## ENTRIES SUPPLIED
--

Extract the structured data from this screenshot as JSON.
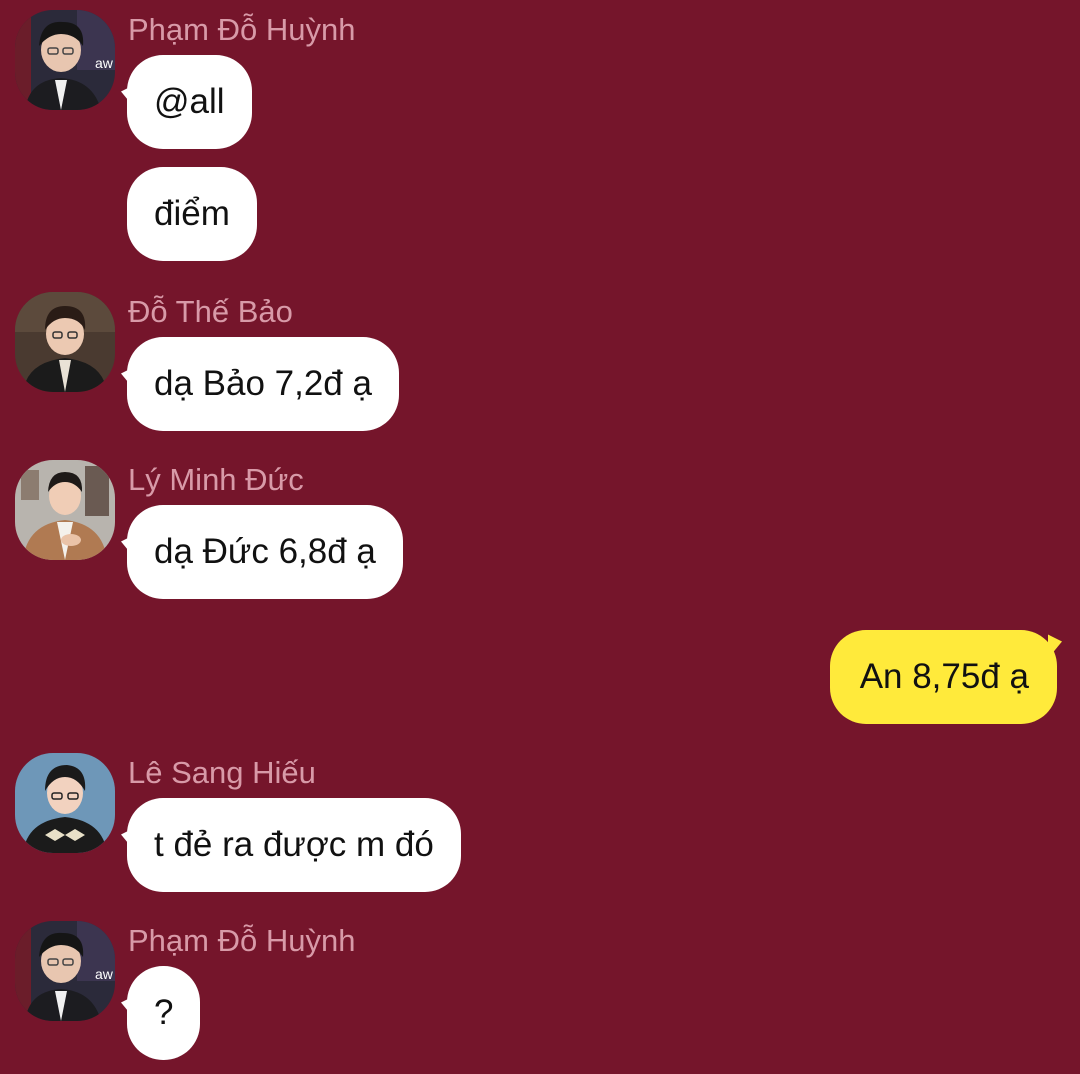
{
  "background_color": "#75152b",
  "outgoing_bubble_color": "#ffea3b",
  "incoming_bubble_color": "#ffffff",
  "messages": [
    {
      "sender": "Phạm Đỗ Huỳnh",
      "text": "@all"
    },
    {
      "text": "điểm"
    },
    {
      "sender": "Đỗ Thế Bảo",
      "text": "dạ Bảo 7,2đ ạ"
    },
    {
      "sender": "Lý Minh Đức",
      "text": "dạ Đức 6,8đ ạ"
    },
    {
      "text": "An 8,75đ ạ"
    },
    {
      "sender": "Lê Sang Hiếu",
      "text": "t đẻ ra được m đó"
    },
    {
      "sender": "Phạm Đỗ Huỳnh",
      "text": "?"
    }
  ]
}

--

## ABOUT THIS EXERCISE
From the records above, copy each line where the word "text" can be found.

## EXERCISE ANSWER
      "text": "@all"
      "text": "điểm"
      "text": "dạ Bảo 7,2đ ạ"
      "text": "dạ Đức 6,8đ ạ"
      "text": "An 8,75đ ạ"
      "text": "t đẻ ra được m đó"
      "text": "?"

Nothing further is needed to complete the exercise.